> _Try it_: The task calls for every line of the data to be repeated exactly.

----------------

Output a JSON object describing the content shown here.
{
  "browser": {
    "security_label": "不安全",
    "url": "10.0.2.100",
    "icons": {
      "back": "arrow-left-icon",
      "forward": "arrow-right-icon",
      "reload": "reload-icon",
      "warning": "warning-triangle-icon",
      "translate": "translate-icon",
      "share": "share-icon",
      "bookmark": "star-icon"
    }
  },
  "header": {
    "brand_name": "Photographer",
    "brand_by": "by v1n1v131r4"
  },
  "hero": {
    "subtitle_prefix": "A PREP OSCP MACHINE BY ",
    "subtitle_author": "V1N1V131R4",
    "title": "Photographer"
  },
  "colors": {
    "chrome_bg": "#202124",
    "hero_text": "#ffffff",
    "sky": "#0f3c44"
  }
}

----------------

> _Answer to the problem_:
Output a JSON object describing the content shown here.
{
  "browser": {
    "security_label": "不安全",
    "url": "10.0.2.100",
    "icons": {
      "back": "arrow-left-icon",
      "forward": "arrow-right-icon",
      "reload": "reload-icon",
      "warning": "warning-triangle-icon",
      "translate": "translate-icon",
      "share": "share-icon",
      "bookmark": "star-icon"
    }
  },
  "header": {
    "brand_name": "Photographer",
    "brand_by": "by v1n1v131r4"
  },
  "hero": {
    "subtitle_prefix": "A PREP OSCP MACHINE BY ",
    "subtitle_author": "V1N1V131R4",
    "title": "Photographer"
  },
  "colors": {
    "chrome_bg": "#202124",
    "hero_text": "#ffffff",
    "sky": "#0f3c44"
  }
}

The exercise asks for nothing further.